C. The current ecclesial

climate,

as well as the

incredibly changing world

political

situation demands that Pentecostals take on a new commitment to

understanding

and

participating

in the

globalization process.

This is a

particularly

difficult

challenge

to North American Pentecostals who are used to

seeing

themselves as the navel of the universe.

Increasingly,

Pentecostals around the world are

beginning

to rise

up

and move to

positions

of

leadership

and influence that

compete with the

long

tradition of North American Pentecostal dominance. At the recent Pentecostal World Conference in

Oslo, Norway,

I received two

reports

that in the executive committee

meetings

Pentecostal leaders had extended debate on whether to

pass

the North American sponsored

declaration

condemning pornography.

This

poorly

worded resolution which blamed

pornography

for a range of sexual sins without any proof

of their connection

passed,

but not without the

protest

of many

other Pentecostal leaders who, while

abhorring pornography, viewed other social issues

including

the U.S.

bombing

of

Iraq,

the starvation of thousands in Somalia and

elsewhere,

and the terrible bloodletting

and ethnic

cleansing currently taking place

in Bosnia-Hercegovina

as more

significant

and of

higher priority

for Pentecostals than the issue of pornography.

Issues related to self-definition and self-determination are increasingly going

to come to the

fore,

as Pentecostals from Latin America and elsewhere move toward the center of the world

religious stage.

North American Pentecostals need to be in discussion with these brothers and sisters lest their Latin American differences with the encultured North become a source of further division even within the Pentecostal o/?OM/7?/?.

25

60
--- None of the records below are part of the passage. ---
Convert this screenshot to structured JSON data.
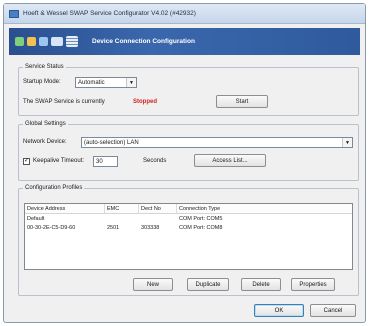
{
  "window": {
    "title": "Hoeft & Wessel SWAP Service Configurator V4.02 (#42932)"
  },
  "banner": {
    "title": "Device Connection Configuration"
  },
  "service_status": {
    "legend": "Service Status",
    "startup_mode_label": "Startup Mode:",
    "startup_mode_value": "Automatic",
    "state_label": "The SWAP Service is currently",
    "state_value": "Stopped",
    "start_button": "Start"
  },
  "global_settings": {
    "legend": "Global Settings",
    "network_device_label": "Network Device:",
    "network_device_value": "(auto-selection) LAN",
    "keepalive_checked": true,
    "keepalive_label": "Keepalive Timeout:",
    "keepalive_value": "30",
    "seconds_label": "Seconds",
    "access_list_button": "Access List..."
  },
  "profiles": {
    "legend": "Configuration Profiles",
    "columns": [
      "Device Address",
      "EMC",
      "Dect No",
      "Connection Type"
    ],
    "rows": [
      {
        "address": "Default",
        "emc": "",
        "dect": "",
        "type": "COM Port: COM5"
      },
      {
        "address": "00-30-2E-C5-D9-60",
        "emc": "2501",
        "dect": "303338",
        "type": "COM Port: COM8"
      }
    ],
    "new_button": "New",
    "duplicate_button": "Duplicate",
    "delete_button": "Delete",
    "properties_button": "Properties"
  },
  "footer": {
    "ok_button": "OK",
    "cancel_button": "Cancel"
  }
}
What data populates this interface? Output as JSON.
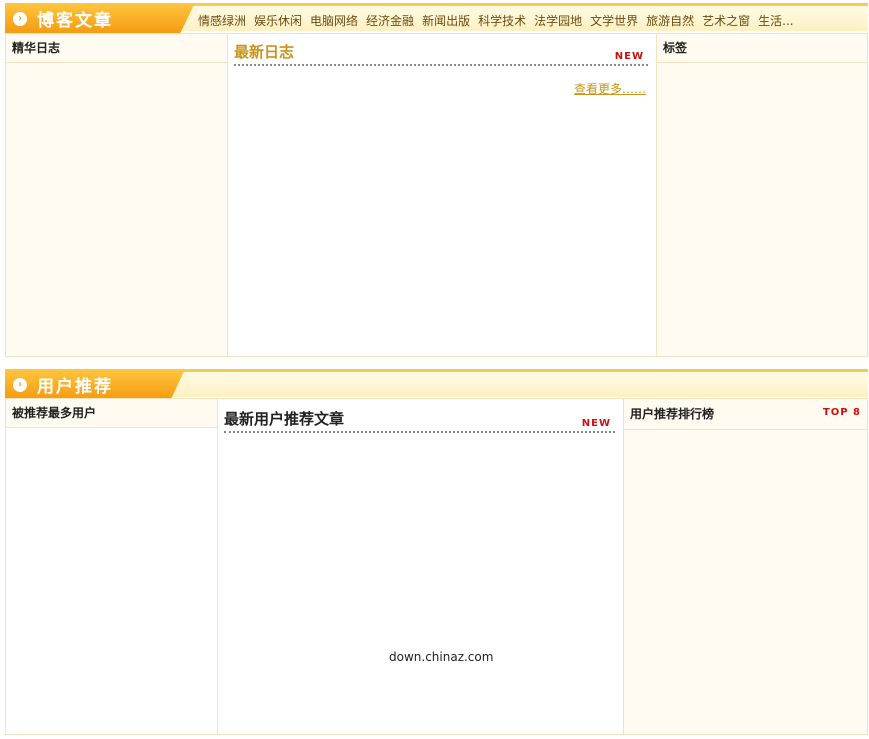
{
  "blog_section": {
    "title": "博客文章",
    "categories": [
      "情感绿洲",
      "娱乐休闲",
      "电脑网络",
      "经济金融",
      "新闻出版",
      "科学技术",
      "法学园地",
      "文学世界",
      "旅游自然",
      "艺术之窗",
      "生活..."
    ],
    "left_panel_title": "精华日志",
    "middle_title": "最新日志",
    "middle_badge": "NEW",
    "more_link": "查看更多……",
    "right_panel_title": "标签"
  },
  "recommend_section": {
    "title": "用户推荐",
    "left_panel_title": "被推荐最多用户",
    "middle_title": "最新用户推荐文章",
    "middle_badge": "NEW",
    "right_panel_title": "用户推荐排行榜",
    "right_badge": "TOP 8"
  },
  "watermark": "down.chinaz.com",
  "colors": {
    "accent": "#f59a10",
    "border": "#f5cd48",
    "badge": "#cc1010",
    "link": "#c8951c"
  }
}
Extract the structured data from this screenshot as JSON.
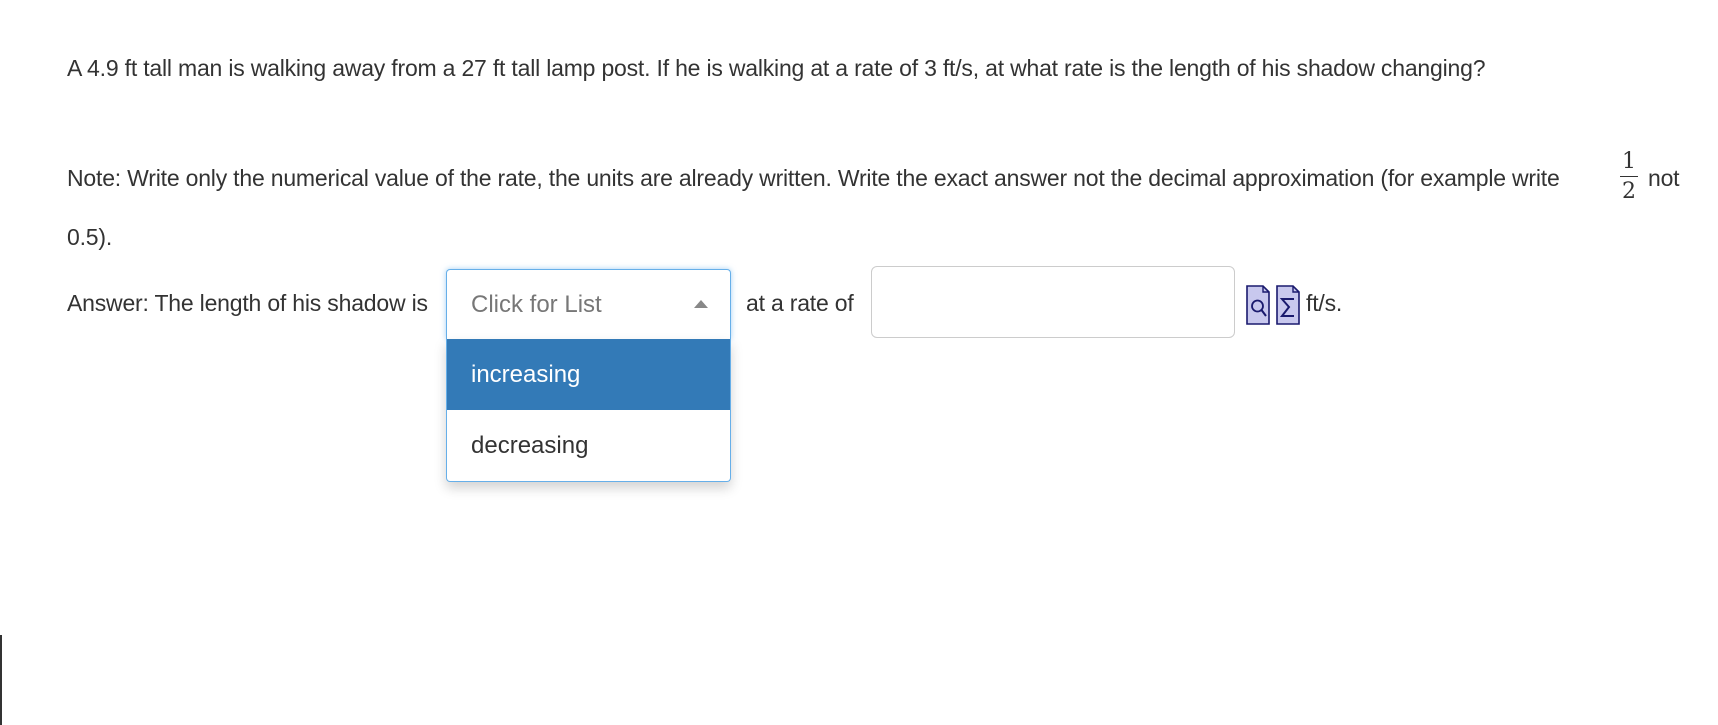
{
  "question": {
    "text": "A 4.9 ft tall man is walking away from a 27 ft tall lamp post.  If he is walking at a rate of 3 ft/s, at what rate is the length of his shadow changing?"
  },
  "note": {
    "line1": "Note: Write only the numerical value of the rate, the units are already written. Write the exact answer not the decimal approximation (for example write",
    "fraction_numerator": "1",
    "fraction_denominator": "2",
    "after_fraction": "not",
    "line2": "0.5)."
  },
  "answer": {
    "prefix": "Answer: The length of his shadow is",
    "select": {
      "placeholder": "Click for List",
      "options": [
        "increasing",
        "decreasing"
      ],
      "highlighted_option": "increasing",
      "expanded": true
    },
    "rate_label": "at a rate of",
    "rate_input_value": "",
    "units": "ft/s."
  },
  "icons": {
    "preview": "preview-document-icon",
    "equation": "equation-editor-sigma-icon"
  },
  "colors": {
    "highlight": "#337ab7",
    "focus_border": "#66afe9",
    "text": "#333333",
    "icon_fill": "#c8c8ee",
    "icon_stroke": "#1a1a6e"
  }
}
D. The current ecclesial climate demands that Pentecostals in North America turn their attention to issues where our differences are the

greatest

when we face the church around the world. Critical to our survival and our

ability

to

speak

to and be heard

by the larger

church is our

willingness

to

engage

in hermeneutical

self-understanding. Personally,

I am not

yet

convinced that there is a

unique

Pentecostal hermeneutic,

but the hermeneutic with which most Pentecostals

operate is only

marginally adequate.

When we face

many

of the

larger

social ills of the

day,

we often come

up

short because of our failure to

weigh

the options.

Issues

relating

to

homosexuality, indeed,

to

sexuality

in general,

to the

way

the church should

approach

the issue of

AIDS,

to our

continuing acquiescence

to

racism,

sexism and militarism are but a few

places

where

honest, forthright

self-reflection needs to take

place. The issue

of proselytism

has never been addressed

by Pentecostals, yet the World Council of Churches is

asking

us for the answer to that

knotty

issue.

These

changes may require

a transformation of heart, a willingness to accept

all others who name the name of Jesus as

genuinely

Christian even if we

disagree profoundly

with the

way

in which

they express

their faith. It

may

also mean that we need to

change

our

approach

to education,

to rethink our

priorities

in mission, and to seek collaborative possibilities

in discipleship.

Indeed,

it may mean that we as Pentecostals will need to

develop

a greater understanding and trust in the nature and extent of God’s

grace among

“the other.” And it

may

well mean that we need to

develop

a new

theology

of who “the other” is and how we must relate to him or her.

As

you

can

see,

the

potential

for Pentecostals to contribute

substantially

to

greater

Christian

Unity

is

enormous.

It is now

up

to us to find creative

ways

to live

up

to the

challenges

am

grateful

to the Society

for Pentecostal Studies for the

opportunity

afforded to me to edit Pneuma for

nearly

a decade. I look forward to

watching,

and from time to

time, participating

in the life of this

society

as it continues to mature and take

ownership

of some of the

important

discussions

being raised. I am

especially pleased

to see Dr.

Murray Dempster

named as the new editor of this

journal

and I look forward to the vision and leadership

he will

bring

to this

great enterprise.

26

Facebook Comments

Be first to comment

This site uses Akismet to reduce spam. Learn how your comment data is processed.